growth rates continue to hover at around 4 PgC yr-1, or around 1.9 ppm yr-1 (Figure 5). The 2009 growth rate modeled by
CarbonTracker was below average at 3.4 ±
3.1 PgC yr-1. This was not due to
a significant decrease in fossil fuel emissions, as can be seen from
global fluxes used in CarbonTracker. Instead, the most notable difference for the 2009
atmospheric growth rate appears to be reduced biomass burning fluxes
from the tropics
and southern hemisphere, which at 1.4 PgC yr-1 are about 0.5 PgC yr-1 below their 2001-2009 mean of
1.9 PgC yr-1.

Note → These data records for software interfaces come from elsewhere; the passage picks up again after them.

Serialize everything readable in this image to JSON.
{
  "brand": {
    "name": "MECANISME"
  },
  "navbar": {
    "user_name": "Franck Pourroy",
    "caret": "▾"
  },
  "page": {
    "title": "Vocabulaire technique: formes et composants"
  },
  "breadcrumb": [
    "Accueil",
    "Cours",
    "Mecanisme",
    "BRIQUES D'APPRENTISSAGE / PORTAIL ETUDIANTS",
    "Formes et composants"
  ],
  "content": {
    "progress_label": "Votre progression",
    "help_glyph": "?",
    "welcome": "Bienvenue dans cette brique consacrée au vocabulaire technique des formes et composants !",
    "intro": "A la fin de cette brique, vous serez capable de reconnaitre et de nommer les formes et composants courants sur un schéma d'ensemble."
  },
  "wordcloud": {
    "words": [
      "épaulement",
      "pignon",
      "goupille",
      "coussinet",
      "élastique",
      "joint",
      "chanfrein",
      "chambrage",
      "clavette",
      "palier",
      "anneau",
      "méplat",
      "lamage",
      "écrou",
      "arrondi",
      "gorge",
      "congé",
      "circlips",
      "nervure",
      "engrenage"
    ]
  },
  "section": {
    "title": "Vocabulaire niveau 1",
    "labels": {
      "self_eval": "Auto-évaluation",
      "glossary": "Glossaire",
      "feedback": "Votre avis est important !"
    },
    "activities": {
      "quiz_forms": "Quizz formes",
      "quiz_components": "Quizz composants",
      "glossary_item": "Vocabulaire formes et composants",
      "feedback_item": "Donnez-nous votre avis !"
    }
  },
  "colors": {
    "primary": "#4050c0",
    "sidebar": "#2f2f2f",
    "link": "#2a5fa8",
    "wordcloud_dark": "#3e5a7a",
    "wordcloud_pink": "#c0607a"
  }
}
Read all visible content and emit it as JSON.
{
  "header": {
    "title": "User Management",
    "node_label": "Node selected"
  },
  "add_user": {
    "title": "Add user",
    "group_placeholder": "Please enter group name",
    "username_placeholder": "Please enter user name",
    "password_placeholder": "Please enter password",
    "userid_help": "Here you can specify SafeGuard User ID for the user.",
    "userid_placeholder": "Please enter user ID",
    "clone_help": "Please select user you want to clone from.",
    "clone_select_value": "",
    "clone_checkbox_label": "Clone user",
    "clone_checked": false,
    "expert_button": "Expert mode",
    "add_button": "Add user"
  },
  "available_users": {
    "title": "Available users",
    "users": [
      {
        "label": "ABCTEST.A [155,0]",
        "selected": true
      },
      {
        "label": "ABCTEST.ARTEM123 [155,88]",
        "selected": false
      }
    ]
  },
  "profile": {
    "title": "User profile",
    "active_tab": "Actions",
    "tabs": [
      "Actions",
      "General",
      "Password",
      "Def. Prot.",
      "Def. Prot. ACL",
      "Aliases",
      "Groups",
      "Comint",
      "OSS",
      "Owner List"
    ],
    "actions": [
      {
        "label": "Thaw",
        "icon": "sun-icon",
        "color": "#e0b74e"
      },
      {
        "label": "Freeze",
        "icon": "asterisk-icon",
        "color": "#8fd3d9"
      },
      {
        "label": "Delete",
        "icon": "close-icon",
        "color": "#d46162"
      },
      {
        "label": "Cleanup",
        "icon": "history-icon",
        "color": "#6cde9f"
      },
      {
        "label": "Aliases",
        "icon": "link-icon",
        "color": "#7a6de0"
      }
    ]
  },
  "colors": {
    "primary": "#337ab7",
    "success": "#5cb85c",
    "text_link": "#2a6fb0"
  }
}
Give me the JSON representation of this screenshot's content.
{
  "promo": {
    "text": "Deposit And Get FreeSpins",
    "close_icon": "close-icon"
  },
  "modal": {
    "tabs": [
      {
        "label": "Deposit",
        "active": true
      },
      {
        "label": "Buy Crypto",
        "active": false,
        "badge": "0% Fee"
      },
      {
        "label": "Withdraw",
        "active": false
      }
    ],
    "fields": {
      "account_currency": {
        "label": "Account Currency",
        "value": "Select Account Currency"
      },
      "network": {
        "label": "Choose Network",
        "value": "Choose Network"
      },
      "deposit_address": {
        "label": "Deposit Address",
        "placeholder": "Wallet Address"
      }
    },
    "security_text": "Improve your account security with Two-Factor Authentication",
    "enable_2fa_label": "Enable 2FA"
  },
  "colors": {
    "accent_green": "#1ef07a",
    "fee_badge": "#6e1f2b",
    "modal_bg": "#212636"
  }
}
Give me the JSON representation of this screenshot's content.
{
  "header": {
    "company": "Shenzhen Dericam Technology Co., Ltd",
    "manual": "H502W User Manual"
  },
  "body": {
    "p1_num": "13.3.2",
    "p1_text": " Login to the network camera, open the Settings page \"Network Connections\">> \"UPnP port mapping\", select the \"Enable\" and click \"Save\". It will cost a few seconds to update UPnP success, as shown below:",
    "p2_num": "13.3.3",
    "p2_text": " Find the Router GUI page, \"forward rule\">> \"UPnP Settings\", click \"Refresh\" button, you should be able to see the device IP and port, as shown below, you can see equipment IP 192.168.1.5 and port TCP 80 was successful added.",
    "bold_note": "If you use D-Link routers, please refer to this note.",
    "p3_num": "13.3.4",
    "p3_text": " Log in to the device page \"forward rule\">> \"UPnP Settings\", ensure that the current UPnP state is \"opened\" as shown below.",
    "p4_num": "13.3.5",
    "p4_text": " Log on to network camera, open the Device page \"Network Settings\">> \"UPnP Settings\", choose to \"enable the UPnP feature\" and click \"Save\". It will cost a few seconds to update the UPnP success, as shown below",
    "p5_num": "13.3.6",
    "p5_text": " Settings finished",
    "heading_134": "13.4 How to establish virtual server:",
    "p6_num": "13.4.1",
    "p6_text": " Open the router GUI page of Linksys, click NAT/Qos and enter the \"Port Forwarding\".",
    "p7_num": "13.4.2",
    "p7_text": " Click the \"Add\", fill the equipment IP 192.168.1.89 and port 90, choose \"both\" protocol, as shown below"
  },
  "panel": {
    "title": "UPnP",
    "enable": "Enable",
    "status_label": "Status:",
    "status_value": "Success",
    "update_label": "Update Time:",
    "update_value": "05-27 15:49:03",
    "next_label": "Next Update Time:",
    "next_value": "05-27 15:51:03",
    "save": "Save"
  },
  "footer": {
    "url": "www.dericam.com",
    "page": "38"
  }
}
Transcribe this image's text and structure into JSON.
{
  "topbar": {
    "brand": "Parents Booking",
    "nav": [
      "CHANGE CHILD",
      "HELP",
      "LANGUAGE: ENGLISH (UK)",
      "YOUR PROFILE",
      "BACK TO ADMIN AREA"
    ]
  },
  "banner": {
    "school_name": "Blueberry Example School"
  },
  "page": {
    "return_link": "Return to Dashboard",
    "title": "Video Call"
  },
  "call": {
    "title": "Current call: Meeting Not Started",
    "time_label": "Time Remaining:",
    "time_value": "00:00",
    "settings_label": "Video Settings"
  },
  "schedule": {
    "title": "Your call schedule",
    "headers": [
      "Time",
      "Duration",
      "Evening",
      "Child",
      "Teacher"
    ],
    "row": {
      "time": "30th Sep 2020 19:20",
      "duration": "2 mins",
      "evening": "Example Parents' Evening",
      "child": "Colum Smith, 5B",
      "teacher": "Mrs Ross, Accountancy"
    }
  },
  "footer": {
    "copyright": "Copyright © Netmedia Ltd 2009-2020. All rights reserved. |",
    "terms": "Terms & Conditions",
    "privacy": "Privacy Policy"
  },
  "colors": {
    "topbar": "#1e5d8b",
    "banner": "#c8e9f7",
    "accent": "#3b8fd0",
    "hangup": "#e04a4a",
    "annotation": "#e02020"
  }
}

| Figure 5. Atmospheric CO2 growth rates. Observed atmospheric CO2 growth rates (source: NOAA ESRL page on global trends in CO2) are plotted against the atmospheric CO2 growth rate inferred from CT2011_oi global fluxes. Note that error bars on the observed growth rates are relatively small and may not be visible on this plot. |
Notice: CT2011_oi is a revision to CT2011.
After we released CarbonTracker 2011, a significant bug was discovered
in our atmospheric transport model. We have corrected the bug and are releasing
revised results under the release name "CT2011_oi". Use of the original CT2011 results is
After the original release of CT2011, a significant bug was discovered
in the TM5 transport model. When sampling data for output, the model
was incorrectly accounting for its variable time-step. As a result,
rapidly-varying quantities were subject to biased sampling. Due to
their strong diurnal cycle, terrestrial biosphere fluxes are
especially susceptible to this sampling bug. Fluxes modeled with no
diurnal cycle--fossil fuel and wildfire emissions--were not affected
by the bug.
CO2 fields sampled from our model
are also subject to this sampling bug, but the impact is negligible
since variability in total CO2 is relatively
small, even at the surface. Mole fraction products for CT2011_oi have
had this sampling bug corrected, but the inversions on which CT2011_oi
is based still used biased sampling for assimilation data. Tests
indicate that the impact of biased sampling of observational
constraints on estimated fluxes is very small. Nevertheless,
future releases of CarbonTracker will also correct this sampling issue
for assimilation data.
We have also discovered that the sampling bug was masking an issue
with one of our ocean flux prior models. The "climatological"
ocean pCO2 field based on Takahashi
et al. (2009) was applied with an erroneously tight prior covariance.
As a result, we have had to remove the four inversions based on the
climatological ocean prior from our suite. CT2011_oi results are
based on the four inverse models using the "ocean inversion" flux
prior. See the ocean module
documentation for details.
Due to details of code structure, previous releases of CarbonTracker
fluxes were not affected by this bug. CT2011 was the only release
with faulty sampling of fluxes.
CT2011_oi methodological differences
CT2011_oi uses multiple "priors", or first-guess surface fluxes of
CO2. In the CarbonTracker inversion system,
first-guess fluxes are modified by comparison with observed
atmospheric CO2 mole fractions. In any such
Bayesian estimation system, the final flux result reflects, to some
extent, influence of the prior. To evaluate the impact of the prior
estimate on our final estimated fluxes, we have conducted eight
independent simulations, each of which uses a unique combination of
flux priors. This factorial design uses two different fossil fuel
emissions estimates, two land biosphere models, and
exchange models one air-sea exchange model. We report here a statistical summary of that
collection of simulations. Importantly, the reported uncertainty
incorporates differences computed from this suite of eight four independent
simulations. Further information on the multi-model analysis is
available in the CT2011_oi
Unlike CT2010, this release of
CarbonTracker is a full reanalysis of the 2000-2010 period.
Details of these methodological differences are presented in
the CT2011_oi documentation.
2007 CarbonTracker PNAS publication
CarbonTracker is a NOAA contribution to the North American Carbon Program